Young Mongolians continue to experience difficulties in their journey towards the labour market. The 2014 labour force data reveals an unemployment rate of 17.4 per cent among young people. Many young Mongolians also experience a lengthy period of unemployment before finding a job. For those who are in work, many young people are often found in the informal economy, which absorbs over 90 per cent of rural working youth and nearly one- third of urban youth. There is also evidence that despite greater educational attainment by young women, their prospects in the labour market remain limited. Moreover, young women often have lower wages and higher levels of occupational segregation than young men. Nonetheless, young men are also at risk. Young men from rural communities are more likely to enter the labour market early and thus face a long-term trajectory of informal and low-paid jobs.
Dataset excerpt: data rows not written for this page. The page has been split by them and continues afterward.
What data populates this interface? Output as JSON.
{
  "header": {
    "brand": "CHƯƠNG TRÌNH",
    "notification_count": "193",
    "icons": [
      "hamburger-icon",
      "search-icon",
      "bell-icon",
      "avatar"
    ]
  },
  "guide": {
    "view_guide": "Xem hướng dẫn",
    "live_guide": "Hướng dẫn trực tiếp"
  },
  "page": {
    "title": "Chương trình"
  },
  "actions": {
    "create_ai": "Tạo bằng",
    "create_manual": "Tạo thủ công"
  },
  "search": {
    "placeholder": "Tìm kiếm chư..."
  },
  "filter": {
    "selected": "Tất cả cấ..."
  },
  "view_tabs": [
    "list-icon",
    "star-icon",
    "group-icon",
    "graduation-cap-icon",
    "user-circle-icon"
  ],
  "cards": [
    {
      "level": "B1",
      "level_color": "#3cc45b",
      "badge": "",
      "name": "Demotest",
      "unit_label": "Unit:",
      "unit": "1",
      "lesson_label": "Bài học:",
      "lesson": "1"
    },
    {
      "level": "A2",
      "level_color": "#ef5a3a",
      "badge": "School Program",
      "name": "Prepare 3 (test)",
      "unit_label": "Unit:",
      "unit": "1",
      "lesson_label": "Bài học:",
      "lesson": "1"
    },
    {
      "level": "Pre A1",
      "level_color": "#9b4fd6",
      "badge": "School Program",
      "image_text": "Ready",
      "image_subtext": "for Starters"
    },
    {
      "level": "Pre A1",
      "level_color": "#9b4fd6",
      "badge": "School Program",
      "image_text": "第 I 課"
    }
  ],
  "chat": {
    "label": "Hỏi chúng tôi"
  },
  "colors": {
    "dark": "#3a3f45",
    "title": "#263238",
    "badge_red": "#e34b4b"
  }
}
These weak employment outcomes are all the more striking since they persisted even during previously substantial economic growth rates. This report has been developed to try to shed light on these difficult transitions to the labour market by examining the policy environment, identifying gaps and proposing recommendations to support Mongolian efforts to improve the employment prospects of its young people.